### WORK REQUIRED
Return only those lines of the material that contain "Frequency".

** Opening TASK MATERIAL block **

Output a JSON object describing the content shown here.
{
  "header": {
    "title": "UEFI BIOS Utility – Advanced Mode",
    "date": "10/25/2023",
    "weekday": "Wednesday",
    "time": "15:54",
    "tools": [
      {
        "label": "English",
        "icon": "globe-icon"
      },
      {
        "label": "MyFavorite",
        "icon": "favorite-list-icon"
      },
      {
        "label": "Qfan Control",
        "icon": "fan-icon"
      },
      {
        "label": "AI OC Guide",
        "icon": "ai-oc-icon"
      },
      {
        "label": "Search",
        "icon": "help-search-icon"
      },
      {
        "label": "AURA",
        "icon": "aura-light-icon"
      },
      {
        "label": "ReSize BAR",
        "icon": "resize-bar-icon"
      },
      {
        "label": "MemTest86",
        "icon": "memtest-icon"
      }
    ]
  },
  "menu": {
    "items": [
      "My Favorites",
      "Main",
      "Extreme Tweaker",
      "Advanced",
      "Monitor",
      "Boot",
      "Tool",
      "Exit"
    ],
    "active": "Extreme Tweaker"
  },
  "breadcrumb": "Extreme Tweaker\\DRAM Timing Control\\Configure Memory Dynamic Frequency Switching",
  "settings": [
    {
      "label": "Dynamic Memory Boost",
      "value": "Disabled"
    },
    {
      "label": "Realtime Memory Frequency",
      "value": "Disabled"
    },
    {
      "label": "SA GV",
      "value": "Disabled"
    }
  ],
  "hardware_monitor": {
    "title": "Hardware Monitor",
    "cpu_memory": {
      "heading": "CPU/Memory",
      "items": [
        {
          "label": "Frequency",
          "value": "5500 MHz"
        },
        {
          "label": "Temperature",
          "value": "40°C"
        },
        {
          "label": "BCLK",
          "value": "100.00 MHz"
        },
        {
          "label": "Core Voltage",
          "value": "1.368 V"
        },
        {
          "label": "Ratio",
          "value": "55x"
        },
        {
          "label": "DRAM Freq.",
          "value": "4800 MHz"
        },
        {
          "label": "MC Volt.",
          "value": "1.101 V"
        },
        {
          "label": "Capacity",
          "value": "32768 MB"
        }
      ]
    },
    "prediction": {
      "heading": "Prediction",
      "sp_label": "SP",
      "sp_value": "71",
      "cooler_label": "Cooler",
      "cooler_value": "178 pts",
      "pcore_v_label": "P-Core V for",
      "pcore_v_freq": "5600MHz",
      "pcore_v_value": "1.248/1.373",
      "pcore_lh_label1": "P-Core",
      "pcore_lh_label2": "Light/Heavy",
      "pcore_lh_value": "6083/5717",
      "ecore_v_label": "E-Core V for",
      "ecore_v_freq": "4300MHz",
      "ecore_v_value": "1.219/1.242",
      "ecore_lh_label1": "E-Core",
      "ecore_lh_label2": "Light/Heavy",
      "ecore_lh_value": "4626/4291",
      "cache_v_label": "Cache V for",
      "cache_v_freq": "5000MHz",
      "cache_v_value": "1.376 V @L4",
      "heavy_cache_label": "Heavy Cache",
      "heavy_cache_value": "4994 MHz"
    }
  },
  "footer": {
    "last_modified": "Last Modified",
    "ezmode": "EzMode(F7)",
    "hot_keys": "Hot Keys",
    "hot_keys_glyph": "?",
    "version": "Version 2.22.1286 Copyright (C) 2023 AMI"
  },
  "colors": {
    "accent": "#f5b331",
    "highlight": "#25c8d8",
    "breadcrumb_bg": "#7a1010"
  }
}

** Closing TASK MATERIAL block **

### SOLUTION TO THIS PROBLEM
  "breadcrumb": "Extreme Tweaker\\DRAM Timing Control\\Configure Memory Dynamic Frequency Switching",
      "label": "Realtime Memory Frequency",
          "label": "Frequency",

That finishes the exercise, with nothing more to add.